'60 Minutes' reports Sunday on WSU fraternity hazing death of Sam Martinez

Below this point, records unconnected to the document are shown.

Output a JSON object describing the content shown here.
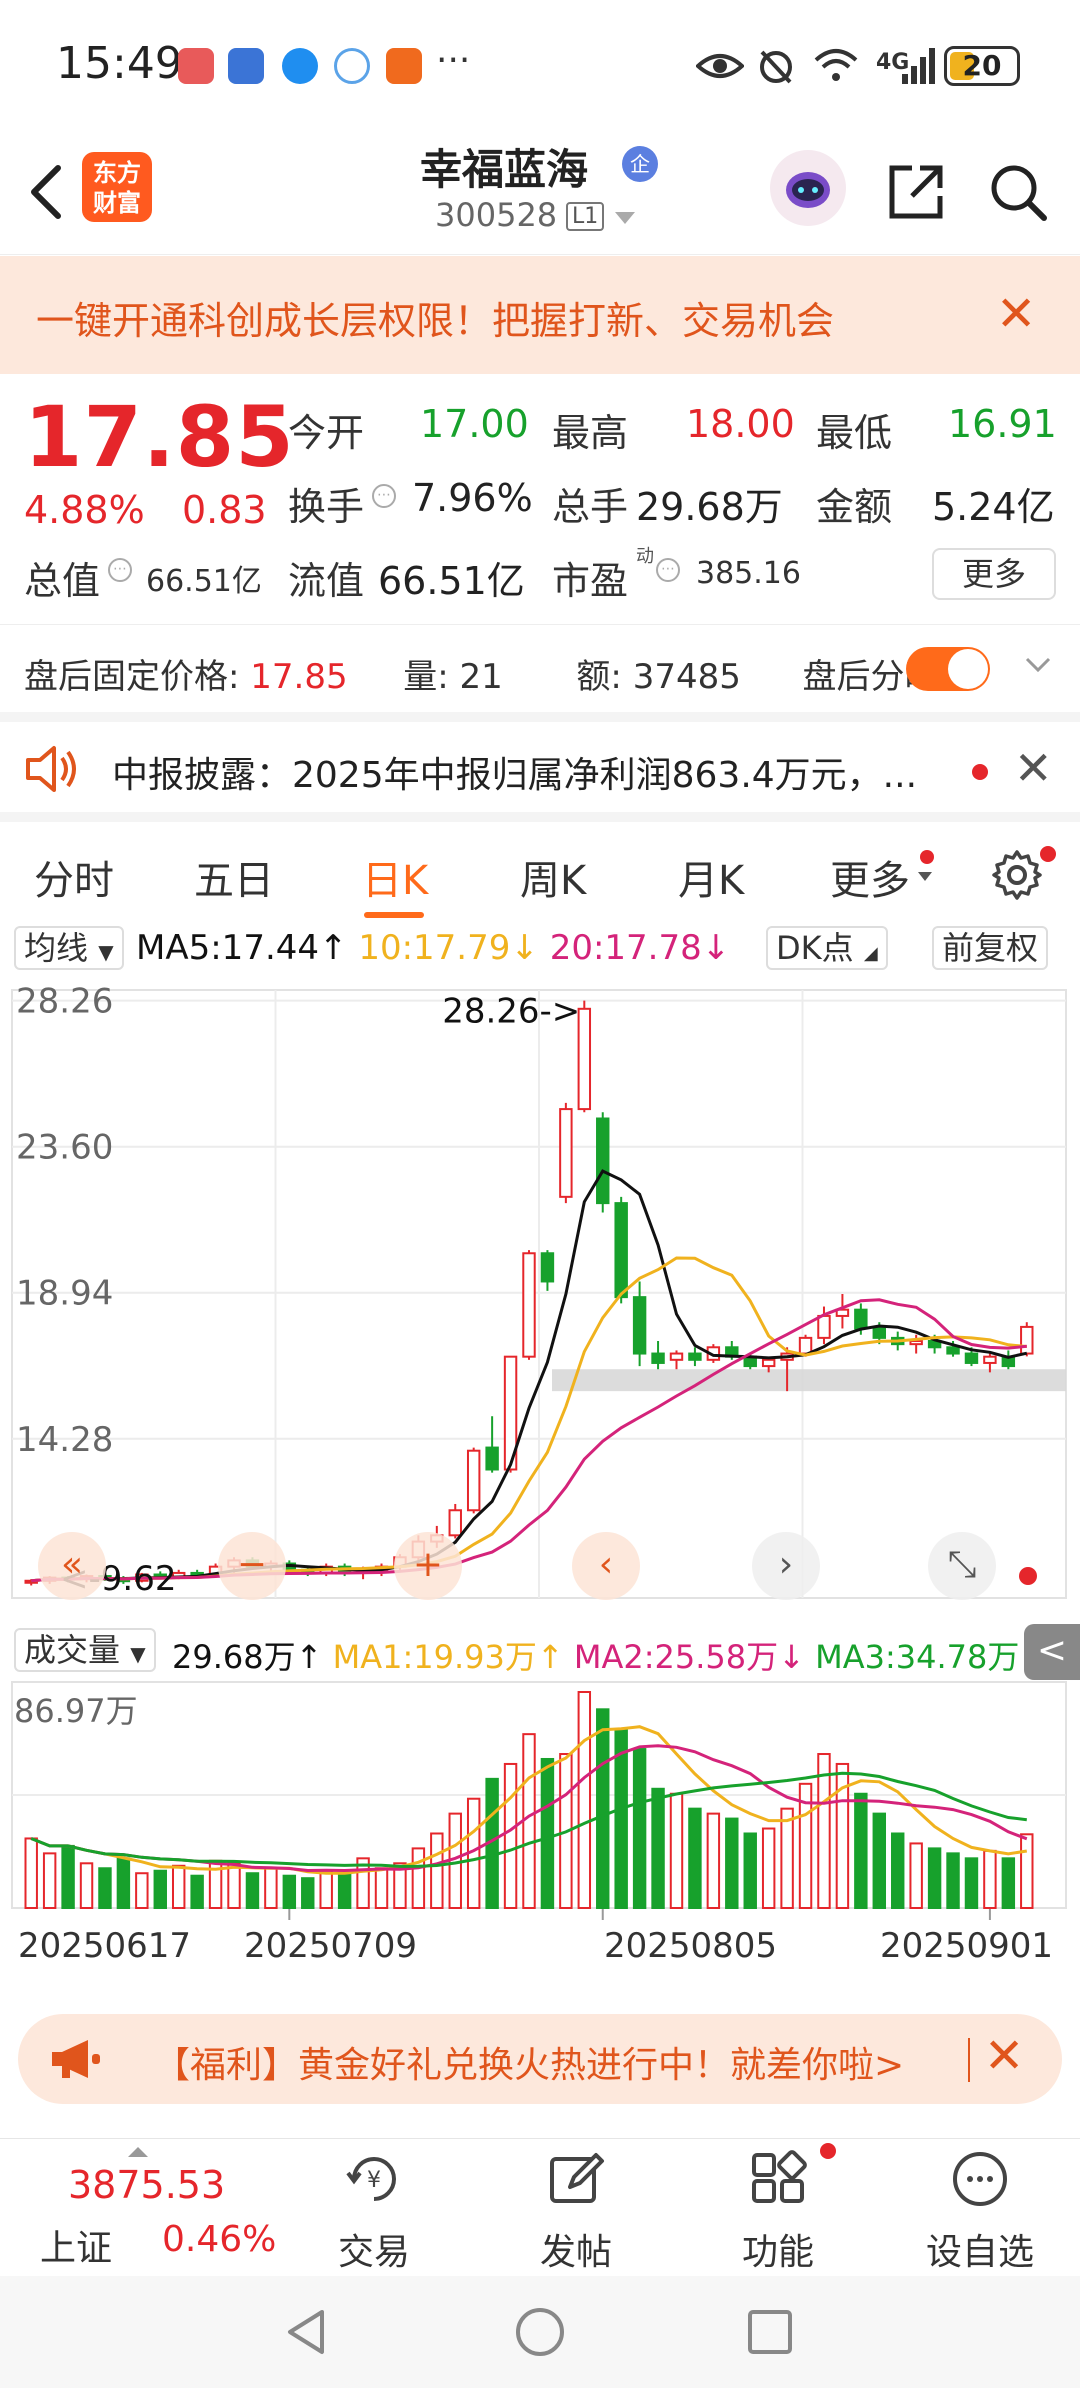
{
  "status_bar": {
    "time": "15:49",
    "network": "4G",
    "battery": "20",
    "more": "···"
  },
  "header": {
    "brand": "东方\n财富",
    "brand_line1": "东方",
    "brand_line2": "财富",
    "stock_name": "幸福蓝海",
    "badge": "企",
    "stock_code": "300528",
    "level": "L1"
  },
  "promo": {
    "text": "一键开通科创成长层权限！把握打新、交易机会",
    "close": "✕"
  },
  "quote": {
    "price": "17.85",
    "change_pct": "4.88%",
    "change_val": "0.83",
    "open_label": "今开",
    "open": "17.00",
    "high_label": "最高",
    "high": "18.00",
    "low_label": "最低",
    "low": "16.91",
    "turnover_label": "换手",
    "turnover": "7.96%",
    "volume_label": "总手",
    "volume": "29.68万",
    "amount_label": "金额",
    "amount": "5.24亿",
    "mktcap_label": "总值",
    "mktcap": "66.51亿",
    "float_label": "流值",
    "float_cap": "66.51亿",
    "pe_label": "市盈",
    "pe_sup": "动",
    "pe": "385.16",
    "more": "更多"
  },
  "after_hours": {
    "label": "盘后固定价格:",
    "price": "17.85",
    "vol_label": "量:",
    "vol": "21",
    "amt_label": "额:",
    "amt": "37485",
    "toggle_label": "盘后分时"
  },
  "news": {
    "text": "中报披露：2025年中报归属净利润863.4万元，..."
  },
  "tabs": [
    "分时",
    "五日",
    "日K",
    "周K",
    "月K",
    "更多"
  ],
  "chart_toolbar": {
    "ma_select": "均线",
    "ma5": "MA5:17.44↑",
    "ma10": "10:17.79↓",
    "ma20": "20:17.78↓",
    "dk": "DK点",
    "adjust": "前复权"
  },
  "volume_toolbar": {
    "select": "成交量",
    "vol": "29.68万↑",
    "ma1": "MA1:19.93万↑",
    "ma2": "MA2:25.58万↓",
    "ma3": "MA3:34.78万↓",
    "collapse": "<"
  },
  "chart_data": {
    "type": "candlestick",
    "y_ticks": [
      "28.26",
      "23.60",
      "18.94",
      "14.28"
    ],
    "max_label": "28.26->",
    "min_label": "<-9.62",
    "vol_max_label": "86.97万",
    "ylim": [
      9.2,
      28.6
    ],
    "x_dates": [
      "20250617",
      "20250709",
      "20250805",
      "20250901"
    ],
    "candles": [
      [
        9.7,
        9.8,
        9.6,
        9.75
      ],
      [
        9.75,
        9.9,
        9.65,
        9.85
      ],
      [
        9.85,
        9.9,
        9.7,
        9.8
      ],
      [
        9.8,
        9.95,
        9.7,
        9.9
      ],
      [
        9.9,
        10.0,
        9.75,
        9.8
      ],
      [
        9.8,
        9.9,
        9.65,
        9.75
      ],
      [
        9.75,
        10.0,
        9.7,
        9.95
      ],
      [
        9.95,
        10.05,
        9.8,
        9.85
      ],
      [
        9.85,
        10.1,
        9.8,
        10.0
      ],
      [
        10.0,
        10.1,
        9.85,
        9.9
      ],
      [
        9.9,
        10.3,
        9.85,
        10.2
      ],
      [
        10.2,
        10.5,
        10.0,
        10.4
      ],
      [
        10.4,
        10.5,
        10.1,
        10.2
      ],
      [
        10.2,
        10.4,
        10.0,
        10.3
      ],
      [
        10.3,
        10.4,
        10.0,
        10.1
      ],
      [
        10.1,
        10.2,
        9.9,
        10.0
      ],
      [
        10.0,
        10.3,
        9.9,
        10.2
      ],
      [
        10.2,
        10.3,
        9.9,
        10.0
      ],
      [
        10.0,
        10.2,
        9.8,
        10.1
      ],
      [
        10.1,
        10.3,
        9.9,
        10.2
      ],
      [
        10.2,
        10.6,
        10.1,
        10.5
      ],
      [
        10.5,
        11.2,
        10.4,
        11.0
      ],
      [
        11.0,
        11.5,
        10.8,
        11.2
      ],
      [
        11.2,
        12.2,
        11.1,
        12.0
      ],
      [
        12.0,
        14.0,
        11.9,
        13.9
      ],
      [
        14.0,
        15.0,
        13.2,
        13.3
      ],
      [
        13.3,
        16.9,
        13.2,
        16.9
      ],
      [
        16.9,
        20.3,
        16.8,
        20.2
      ],
      [
        20.2,
        20.3,
        19.0,
        19.3
      ],
      [
        22.0,
        25.0,
        21.8,
        24.8
      ],
      [
        24.8,
        28.26,
        24.7,
        28.0
      ],
      [
        24.5,
        24.7,
        21.5,
        21.8
      ],
      [
        21.8,
        22.0,
        18.6,
        18.8
      ],
      [
        18.8,
        19.3,
        16.6,
        17.0
      ],
      [
        17.0,
        17.4,
        16.5,
        16.7
      ],
      [
        16.8,
        17.1,
        16.5,
        17.0
      ],
      [
        17.0,
        17.2,
        16.6,
        16.8
      ],
      [
        16.8,
        17.3,
        16.7,
        17.2
      ],
      [
        17.2,
        17.4,
        16.8,
        16.9
      ],
      [
        16.9,
        17.0,
        16.5,
        16.6
      ],
      [
        16.6,
        16.9,
        16.4,
        16.8
      ],
      [
        16.8,
        17.2,
        15.8,
        17.0
      ],
      [
        17.0,
        17.6,
        16.9,
        17.5
      ],
      [
        17.5,
        18.5,
        17.3,
        18.2
      ],
      [
        18.2,
        18.9,
        17.8,
        18.4
      ],
      [
        18.4,
        18.6,
        17.6,
        17.8
      ],
      [
        17.8,
        18.0,
        17.3,
        17.5
      ],
      [
        17.5,
        17.7,
        17.1,
        17.3
      ],
      [
        17.3,
        17.6,
        17.0,
        17.4
      ],
      [
        17.4,
        17.6,
        17.0,
        17.2
      ],
      [
        17.2,
        17.4,
        16.9,
        17.0
      ],
      [
        17.0,
        17.2,
        16.6,
        16.7
      ],
      [
        16.7,
        17.0,
        16.4,
        16.9
      ],
      [
        16.9,
        17.1,
        16.5,
        16.6
      ],
      [
        17.0,
        18.0,
        16.91,
        17.85
      ]
    ],
    "volumes": [
      28,
      22,
      25,
      18,
      16,
      20,
      14,
      15,
      17,
      13,
      19,
      18,
      14,
      16,
      13,
      12,
      15,
      14,
      20,
      16,
      18,
      24,
      30,
      38,
      44,
      52,
      58,
      70,
      60,
      62,
      86.97,
      80,
      72,
      64,
      48,
      46,
      40,
      38,
      36,
      30,
      32,
      40,
      50,
      62,
      58,
      46,
      38,
      30,
      26,
      24,
      22,
      20,
      23,
      20,
      29.68
    ],
    "series": [
      {
        "name": "MA5",
        "color": "#111111"
      },
      {
        "name": "MA10",
        "color": "#f0b21e"
      },
      {
        "name": "MA20",
        "color": "#d4237a"
      }
    ],
    "vol_series": [
      {
        "name": "MA1",
        "color": "#f0b21e"
      },
      {
        "name": "MA2",
        "color": "#d4237a"
      },
      {
        "name": "MA3",
        "color": "#17a12c"
      }
    ],
    "up_color": "#e5262b",
    "down_color": "#17a12c"
  },
  "promo2": {
    "text": "【福利】黄金好礼兑换火热进行中！就差你啦>",
    "close": "✕"
  },
  "bottom_nav": {
    "index_value": "3875.53",
    "index_name": "上证",
    "index_pct": "0.46%",
    "items": [
      "交易",
      "发帖",
      "功能",
      "设自选"
    ]
  }
}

<p><p>Two years after the hazing death of Washington State University student Sam Martinez, the story of what happened is about to be scrutinized by the long-running news program “60 Minutes.”</p></p><p><p>Pullman Police Chief Gary Jenkins is among those who were interviewed as part of the segment set to be aired Sunday evening.</p></p><p><p>Martinez, a 19-year-old freshman from Bellevue, died of acute alcohol poisoning on Nov. 12, 2019, after attending a new-member hazing ritual at the Alpha Tau Omega fraternity. The circumstances surrounding his death propelled a police investigation that lasted more a year, a lawsuit filed by the Martinez family against the fraternity and WSU, and misdemeanor charges against 15 former fraternity members.</p></p><p><p>Martinez’s death and the Greek-life tradition of hazing moves under the spotlight of the prime-time “60 Minutes” segment airing this Sunday night at 7 p.m. on CBS. Reporting and interviews were conducted by “60 Minutes” contributor Anderson Cooper, best known as anchor of CNN’s “Anderson Cooper 360˚.”</p></p><p><p>The episode, titled “Hazing,” will address Martinez’s alcohol-poisoning death and how his parents “blame the fraternity, its national office and Washington State University for the death of their son,” according to the description on the CBS website.</p></p><p><p>Jenkins was interviewed by Cooper in New York City on Aug. 3. Three weeks later, a “60 Minutes” crew visited Pullman to shoot video of police headquarters, the Alpha Tau Omega fraternity house whose operations were suspended by WSU until 2026, College Hill and some on-campus locations, according to Jenkins. The chief claims his department’s investigation was stymied in part by witnesses’ conflicting accounts of what happened during the fatal recruitment event.</p></p><p><p>Jenkins agreed to be a part of the “60 Minutes” segment in hopes that it will draw more national attention and scrutiny to the dangers of hazing rituals, he said.</p></p><p><p>“When fraternities are run well, they can foster friendships, leadership and community service. But the long-practiced culture of hazing has harmful repercussions, as we’ve seen,” he explained. “The Greek system needs to change.”</p></p><p><p>Besides Jenkins, the Martinez family, an attorney and other individuals will be featured on Sunday night’s segment.</p></p><p><p>Jenkins said the national attention might lead not only to increased awareness, but also to more support for a growing anti-hazing movement, similar to the mission of Mothers Against Drunk Driving.</p></p>